Evaluation Of Human Chorionic Gonadotropin As A Replacement For Gnrh In An Ovulation Synchronization Protocol Before Fixed-Time Insemination, M.G. Burns, B.S. Buttrey, D.R. Eborn, J.E. Larson, B.J. Lovaas, G.C. Lamb, Jeffrey S. Stevenson, K. C. Olson Jan 2007

Evaluation Of Human Chorionic Gonadotropin As A Replacement For Gnrh In An Ovulation Synchronization Protocol Before Fixed-Time Insemination, M.G. Burns, B.S. Buttrey, D.R. Eborn, J.E. Larson, B.J. Lovaas, G.C. Lamb, Jeffrey S. Stevenson, K. C. Olson

Kansas Agricultural Experiment Station Research Reports

Two experiments were conducted to evaluate the difference between gonadotropinreleasing hormone (GnRH) and human chorionic gonadotropin (hCG) given at the beginning of a timed AI protocol and their effects on fertility. In Experiment 1, beef cows (n = 672) at six different locations were assigned randomly to treatments based on age, body condition, and days postpartum.

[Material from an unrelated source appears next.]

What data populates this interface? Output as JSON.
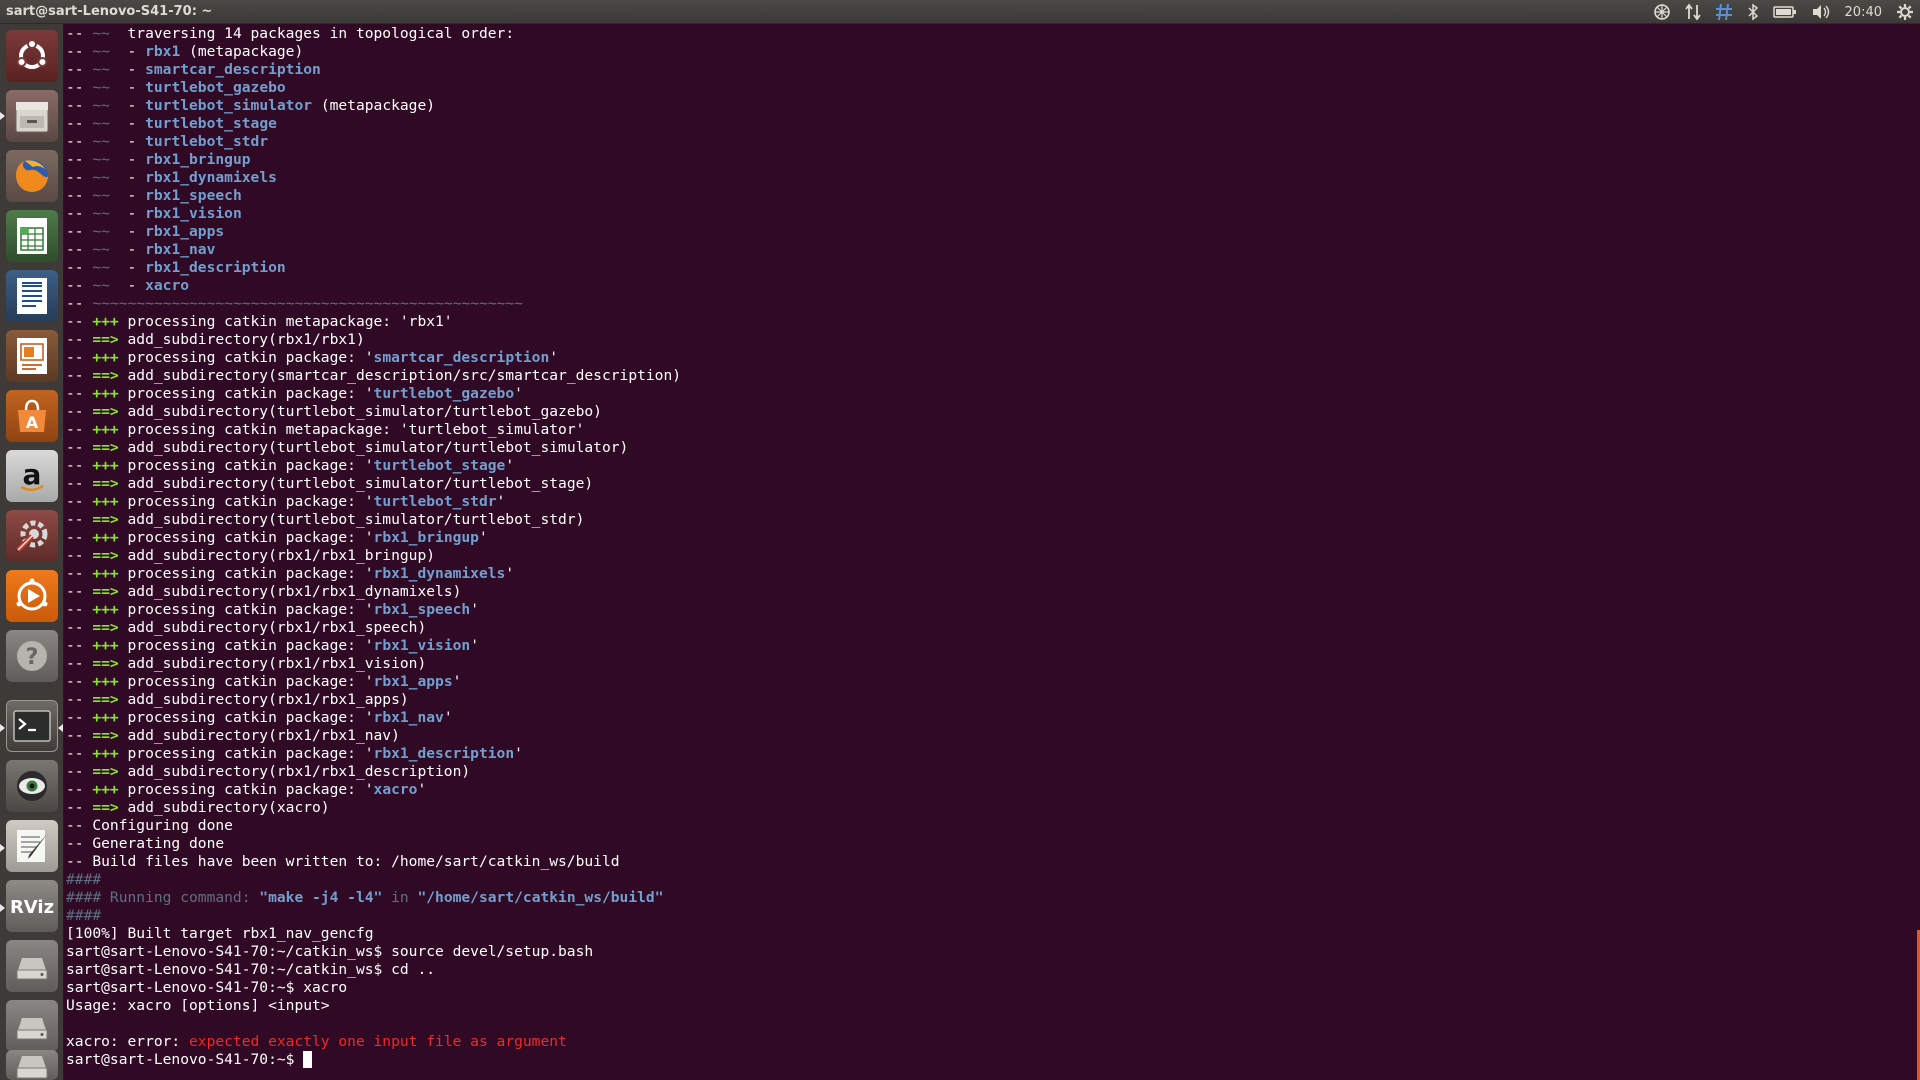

On day −10, cattle were treated with GnRH or hCG and a progesterone-releasing controlled internal drug release (CIDR) insert was placed in the vagina. An injection of PGF2αwas given and CIDR inserts were removed on day −3. Cows were inseminated at one fixed timed at ...